● What you have to do
Of the entries that follow, how many lines hold the word "JSON"? Reply with the number only.

——————————

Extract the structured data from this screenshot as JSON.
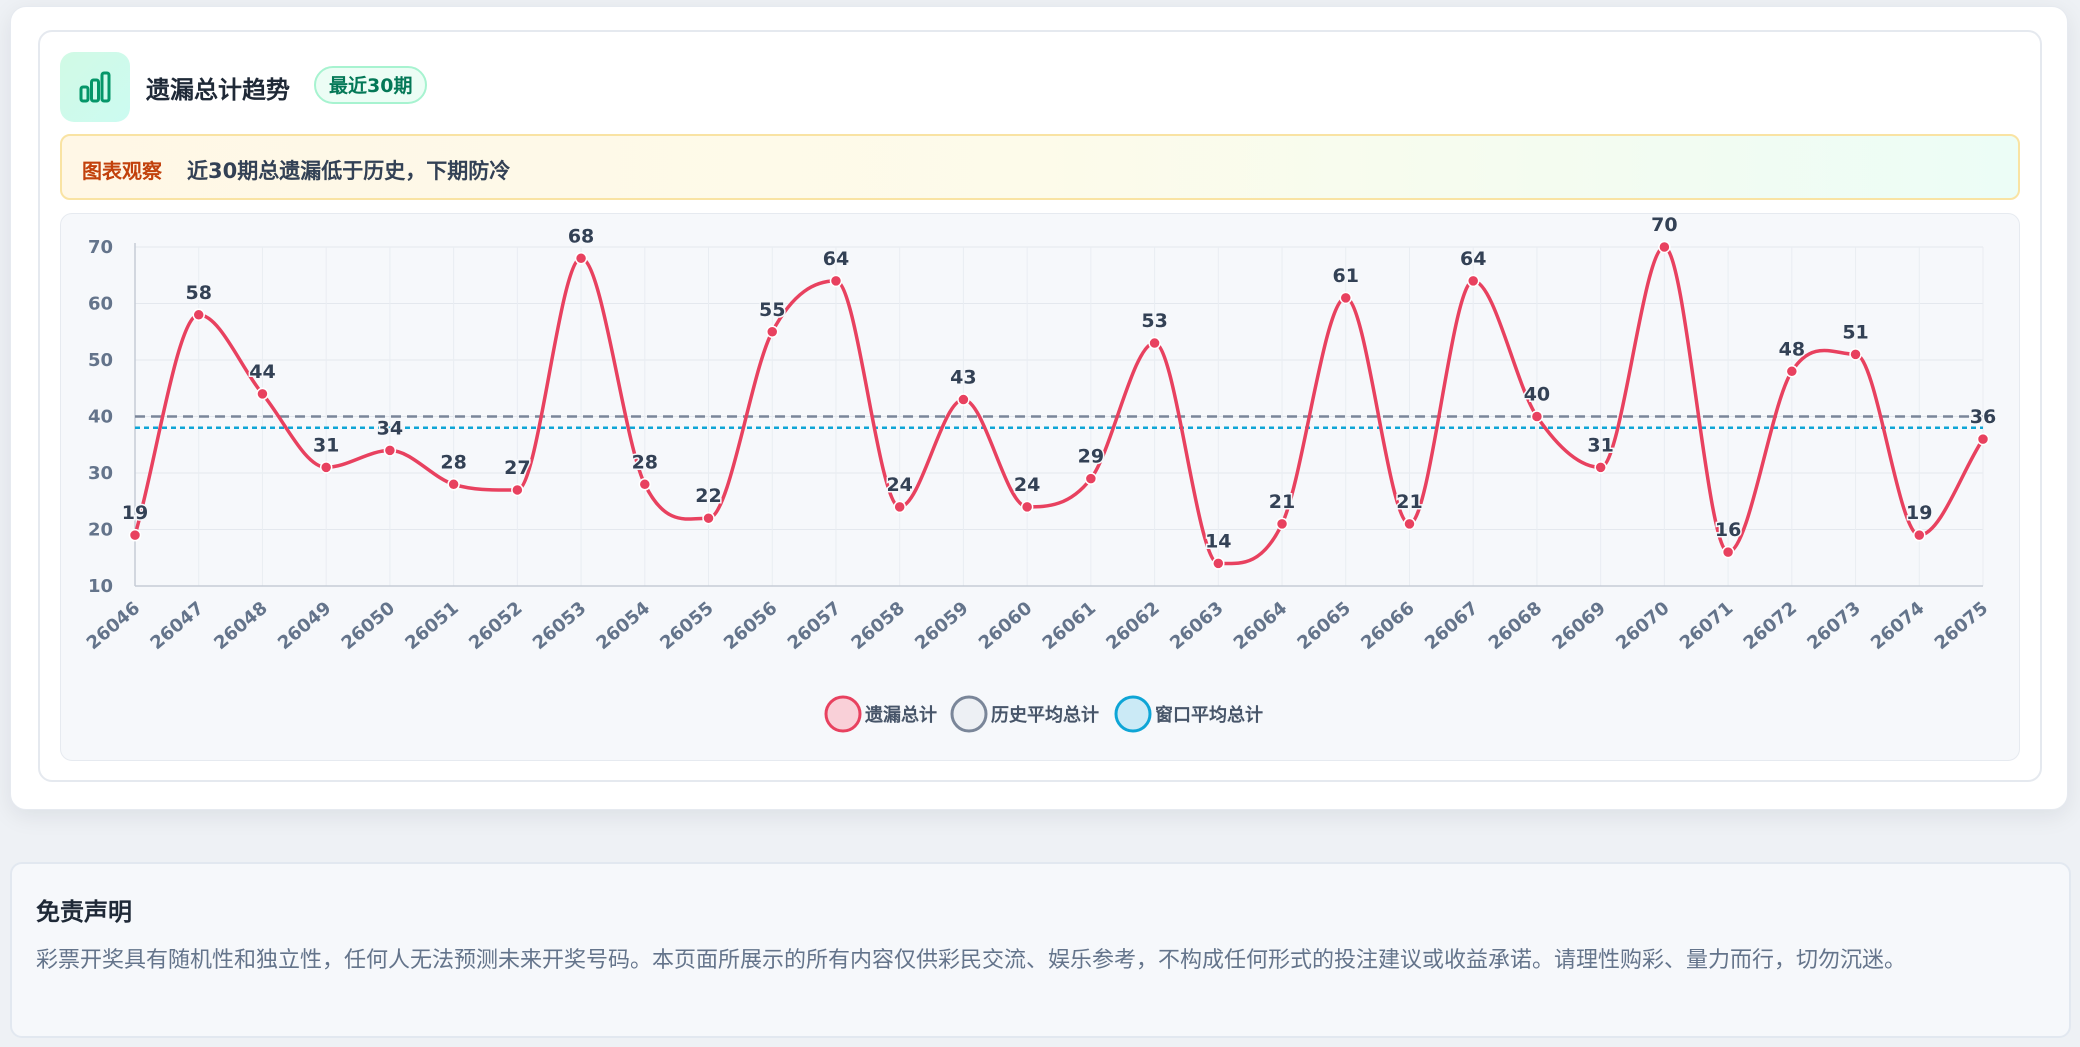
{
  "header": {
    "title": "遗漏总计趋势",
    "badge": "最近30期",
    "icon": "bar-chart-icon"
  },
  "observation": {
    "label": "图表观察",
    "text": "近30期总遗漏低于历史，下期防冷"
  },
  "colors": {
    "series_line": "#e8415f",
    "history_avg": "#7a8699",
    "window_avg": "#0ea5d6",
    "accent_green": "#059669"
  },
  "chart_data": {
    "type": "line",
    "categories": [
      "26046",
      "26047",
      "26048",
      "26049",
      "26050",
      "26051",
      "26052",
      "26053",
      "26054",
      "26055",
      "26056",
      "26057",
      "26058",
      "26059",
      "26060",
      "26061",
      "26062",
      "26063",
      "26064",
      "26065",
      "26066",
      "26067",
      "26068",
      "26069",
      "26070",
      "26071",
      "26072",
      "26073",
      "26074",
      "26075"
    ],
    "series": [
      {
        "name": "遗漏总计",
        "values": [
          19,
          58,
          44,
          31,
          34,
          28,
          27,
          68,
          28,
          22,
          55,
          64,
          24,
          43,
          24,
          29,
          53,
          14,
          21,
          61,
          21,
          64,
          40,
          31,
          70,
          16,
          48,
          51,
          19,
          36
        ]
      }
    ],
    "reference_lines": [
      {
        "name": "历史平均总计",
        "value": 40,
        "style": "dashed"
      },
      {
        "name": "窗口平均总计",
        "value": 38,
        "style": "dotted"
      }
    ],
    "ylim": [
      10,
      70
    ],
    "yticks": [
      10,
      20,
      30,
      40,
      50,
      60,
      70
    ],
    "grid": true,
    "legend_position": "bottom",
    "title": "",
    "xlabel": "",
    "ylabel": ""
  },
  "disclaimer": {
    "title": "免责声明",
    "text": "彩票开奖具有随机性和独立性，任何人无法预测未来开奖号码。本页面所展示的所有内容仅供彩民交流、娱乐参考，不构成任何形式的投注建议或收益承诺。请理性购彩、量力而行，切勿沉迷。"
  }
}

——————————

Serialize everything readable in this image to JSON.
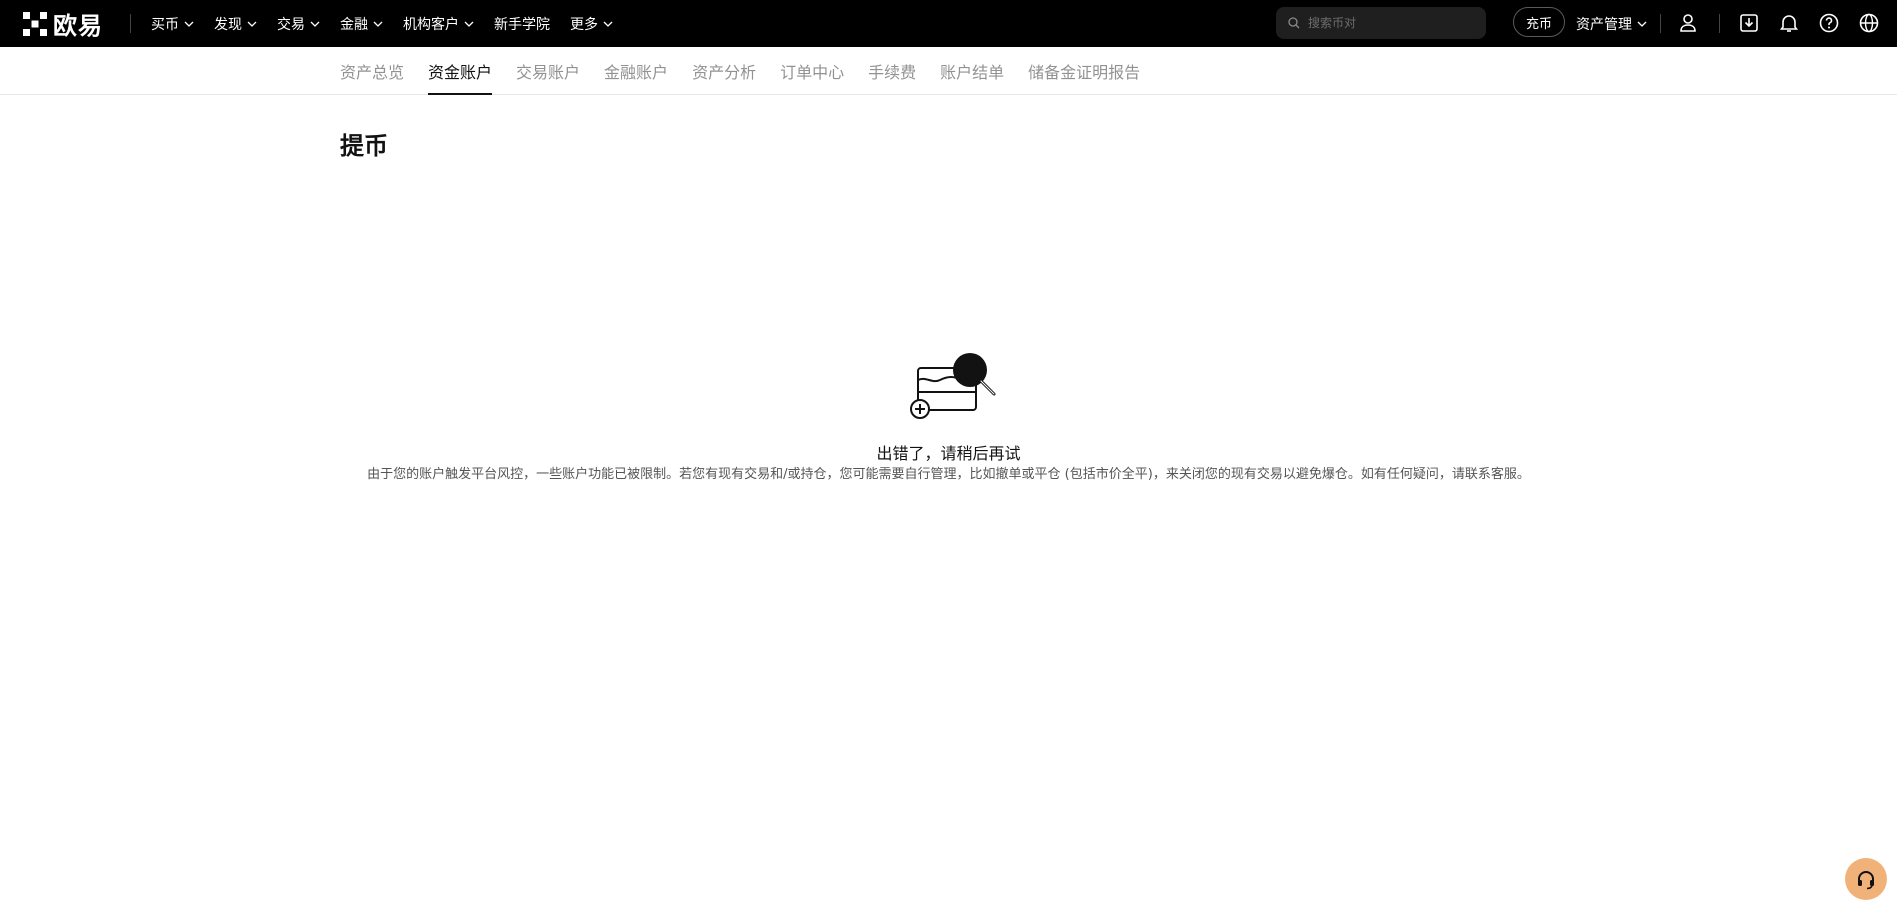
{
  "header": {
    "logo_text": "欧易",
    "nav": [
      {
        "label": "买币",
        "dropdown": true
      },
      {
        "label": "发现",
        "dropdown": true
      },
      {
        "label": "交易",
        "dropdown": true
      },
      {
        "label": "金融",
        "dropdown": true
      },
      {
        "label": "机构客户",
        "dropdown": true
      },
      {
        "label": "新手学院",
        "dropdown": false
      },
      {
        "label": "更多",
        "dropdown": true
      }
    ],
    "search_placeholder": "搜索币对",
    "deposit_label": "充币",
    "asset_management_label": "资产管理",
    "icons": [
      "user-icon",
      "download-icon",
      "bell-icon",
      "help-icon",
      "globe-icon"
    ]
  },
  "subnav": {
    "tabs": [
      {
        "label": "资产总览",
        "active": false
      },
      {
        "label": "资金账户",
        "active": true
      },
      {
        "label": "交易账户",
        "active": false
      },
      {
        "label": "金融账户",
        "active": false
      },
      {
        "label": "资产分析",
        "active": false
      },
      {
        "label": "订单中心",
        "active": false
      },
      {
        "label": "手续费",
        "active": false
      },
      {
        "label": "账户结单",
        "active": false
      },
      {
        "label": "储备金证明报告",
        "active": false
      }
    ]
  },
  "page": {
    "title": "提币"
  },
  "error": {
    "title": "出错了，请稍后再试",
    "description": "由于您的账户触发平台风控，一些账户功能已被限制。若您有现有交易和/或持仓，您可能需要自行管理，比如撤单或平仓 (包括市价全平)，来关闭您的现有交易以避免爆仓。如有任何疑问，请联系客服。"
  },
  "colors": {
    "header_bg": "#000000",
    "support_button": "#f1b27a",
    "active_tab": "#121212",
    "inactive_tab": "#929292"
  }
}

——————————

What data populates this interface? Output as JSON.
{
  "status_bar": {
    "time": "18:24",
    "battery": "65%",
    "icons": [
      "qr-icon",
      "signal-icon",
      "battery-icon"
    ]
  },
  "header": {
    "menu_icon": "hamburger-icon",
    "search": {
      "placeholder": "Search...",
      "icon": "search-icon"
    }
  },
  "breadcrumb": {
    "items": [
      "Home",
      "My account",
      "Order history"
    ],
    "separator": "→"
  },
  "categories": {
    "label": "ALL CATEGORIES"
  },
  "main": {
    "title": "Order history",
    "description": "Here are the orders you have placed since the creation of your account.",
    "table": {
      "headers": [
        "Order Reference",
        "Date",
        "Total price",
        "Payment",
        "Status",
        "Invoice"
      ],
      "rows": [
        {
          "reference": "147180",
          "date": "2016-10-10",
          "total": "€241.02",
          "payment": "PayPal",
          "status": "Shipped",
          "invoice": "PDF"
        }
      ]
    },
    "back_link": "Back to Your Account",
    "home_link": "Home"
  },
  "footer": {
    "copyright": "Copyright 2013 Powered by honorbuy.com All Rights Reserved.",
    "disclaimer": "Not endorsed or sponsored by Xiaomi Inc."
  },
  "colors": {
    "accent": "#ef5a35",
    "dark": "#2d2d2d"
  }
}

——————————

● Response below
3